The fact that I had nice words to say yesterday about the Lutheran pastor Nadia Bolz-Weber and her memoir Pastrix has attracted lots of notice on both the Christian left and the Christian right. As you will recall if you read my earlier piece, I expected to hate the book, given how radical Bolz-Weber is, and I expected her to be liberal Protestantism’s flavor-of-the-month. That’s not what I found when I actually engaged with the book. Even though I will never agree with Bolz-Weber on some fundamental Christian dogmas and doctrines, I admire her heart, her voice, and her ragged humanity. From what I can tell, some on the Christian left were startled that a conservative Christian found anything nice to say about one of them, and some on the Christian right are appalled that I found anything nice to say about a pastor who upends so many orthodoxies (many of which I myself uphold).
I was thinking this afternoon about what it was, precisely, that makes me like Bolz-Weber in spite of the fact that we are on opposite sides of some important controversies. I think it comes down to this: she’s a radical. She seems to know, as so many ideological Christians on both the progressive and conservative side do not, that Christianity is not educated academics and/or the comfortable middle class at prayer. It is — it has to be — something far more challenging, and, yes, radical. Peter Kreeft spoke to this point about politics in a 1996 First Things essay in which he, a traditionalist, discovered he had more in common with a socialist friend than either of them had in common with their lunch partners who were a conventional liberal and a conventional conservative. It emerged in a discussion about architecture and aesthetics. Kreeft wrote:
It became obvious to all four of us that there was some sort of a serious spiritual division between “us” and “them”: with the radical and the traditionalist on the one side, and the liberal and the conservative on the other. It was more than a set of aesthetic preferences. It soon became clear that it unexpectedly flowed over into social and political issues. Dick and I discovered that we shared a preference for “small is beautiful” populism, a suspicion of bigness whether in government or business, a lack of interest in economics, a dislike of suburbs, a love of nature, and a concern for conserving the environment. (I’ve never understood why “conservatives” aren’t in the front rank of conservationism.) We didn’t get into moral and religious issues, but I suspect that even there we would have found a psychological kinship beneath our philosophical differences.

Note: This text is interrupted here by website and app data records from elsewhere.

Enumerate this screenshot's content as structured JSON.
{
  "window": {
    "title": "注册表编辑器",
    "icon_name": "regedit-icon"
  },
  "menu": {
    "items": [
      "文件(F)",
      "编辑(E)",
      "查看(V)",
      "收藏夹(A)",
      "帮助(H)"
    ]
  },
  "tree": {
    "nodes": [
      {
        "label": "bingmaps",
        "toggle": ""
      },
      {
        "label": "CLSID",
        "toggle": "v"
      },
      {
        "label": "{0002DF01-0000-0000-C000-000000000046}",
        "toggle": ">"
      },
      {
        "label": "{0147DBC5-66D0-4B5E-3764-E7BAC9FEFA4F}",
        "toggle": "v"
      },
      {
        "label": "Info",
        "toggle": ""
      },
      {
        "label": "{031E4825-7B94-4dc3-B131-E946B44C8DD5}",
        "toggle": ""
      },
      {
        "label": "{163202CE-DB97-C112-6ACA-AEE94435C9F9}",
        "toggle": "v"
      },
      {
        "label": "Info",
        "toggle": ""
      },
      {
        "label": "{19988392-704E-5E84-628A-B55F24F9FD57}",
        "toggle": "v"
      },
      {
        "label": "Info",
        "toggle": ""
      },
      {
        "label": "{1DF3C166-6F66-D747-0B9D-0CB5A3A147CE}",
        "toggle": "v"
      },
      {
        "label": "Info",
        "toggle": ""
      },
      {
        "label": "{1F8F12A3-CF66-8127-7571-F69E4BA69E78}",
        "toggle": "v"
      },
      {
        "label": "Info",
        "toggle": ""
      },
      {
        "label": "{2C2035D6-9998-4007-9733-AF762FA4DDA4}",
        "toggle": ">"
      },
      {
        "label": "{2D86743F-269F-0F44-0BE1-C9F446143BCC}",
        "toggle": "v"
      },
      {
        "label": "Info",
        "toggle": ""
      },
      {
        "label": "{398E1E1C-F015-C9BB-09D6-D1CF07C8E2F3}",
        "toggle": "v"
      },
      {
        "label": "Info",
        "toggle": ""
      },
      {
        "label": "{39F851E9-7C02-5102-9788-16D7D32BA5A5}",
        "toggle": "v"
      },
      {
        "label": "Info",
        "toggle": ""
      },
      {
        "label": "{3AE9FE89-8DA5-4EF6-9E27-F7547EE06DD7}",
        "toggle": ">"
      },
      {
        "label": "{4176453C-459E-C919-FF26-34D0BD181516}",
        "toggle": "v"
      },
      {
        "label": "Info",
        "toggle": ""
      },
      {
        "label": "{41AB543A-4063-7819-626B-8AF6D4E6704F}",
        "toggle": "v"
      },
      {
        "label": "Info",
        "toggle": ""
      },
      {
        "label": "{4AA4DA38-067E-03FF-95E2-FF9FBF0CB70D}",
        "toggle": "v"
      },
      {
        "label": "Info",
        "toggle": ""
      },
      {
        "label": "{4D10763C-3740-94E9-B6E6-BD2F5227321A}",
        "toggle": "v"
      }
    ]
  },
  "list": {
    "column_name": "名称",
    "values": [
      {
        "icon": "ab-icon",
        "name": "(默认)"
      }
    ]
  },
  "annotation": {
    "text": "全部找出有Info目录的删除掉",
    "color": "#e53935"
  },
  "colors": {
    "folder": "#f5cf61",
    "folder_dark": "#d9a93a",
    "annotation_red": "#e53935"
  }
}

I think what Kreeft touches on here probably has something to do with the affinity I felt for Nadia Bolz-Weber after reading her book. Robert Inchausti’s great book Subversive Orthodoxy is also helpful here, at least a bit. The book is about a wide range of modern Christian writers and thinkers whose radicalism (relative to our time) comes not in rejection of small-o orthodox Christianity, but because of it. Inchausti examines figures like Alexander Solzhenitsyn, Marshall McLuhan, Dorothy Day, Soren Kierkegaard, Martin Luther King Jr., Wendell Berry, and Jacques Ellul, among others. He writes (emphases are the author’s):
[U]nlike their more utilitarian peers, they desire to live in the truth more than they desire to be effective in the world, and this puts them on the far side of a very deep and very important intellectual divide: it puts them in the camp of the stoic poor, the moral outcasts, and the political and literary pariahs. … [T]he primary moral task from a Christian perspective is to perceive evil. And this requires on to see what isn’t there and through the things that are. This is possible only for someone who is suspicious of virtue and who believes in a reality greater than his own.
To be perfectly clear: I think Nadia Bolz-Weber is quite wrong about some important things, and I think she’s bound to believe that about me. But she’s onto a way of approaching Christianity that I believe is critically important, and one that I try to emulate as well, from an orthodox (and Orthodox) Christian perspective. If Jesus was who He said He was, then we have no choice but to be radical — but to be as radical toward our own hearts as we are towards the world. This is hard, and it’s a lifelong struggle. But there it is.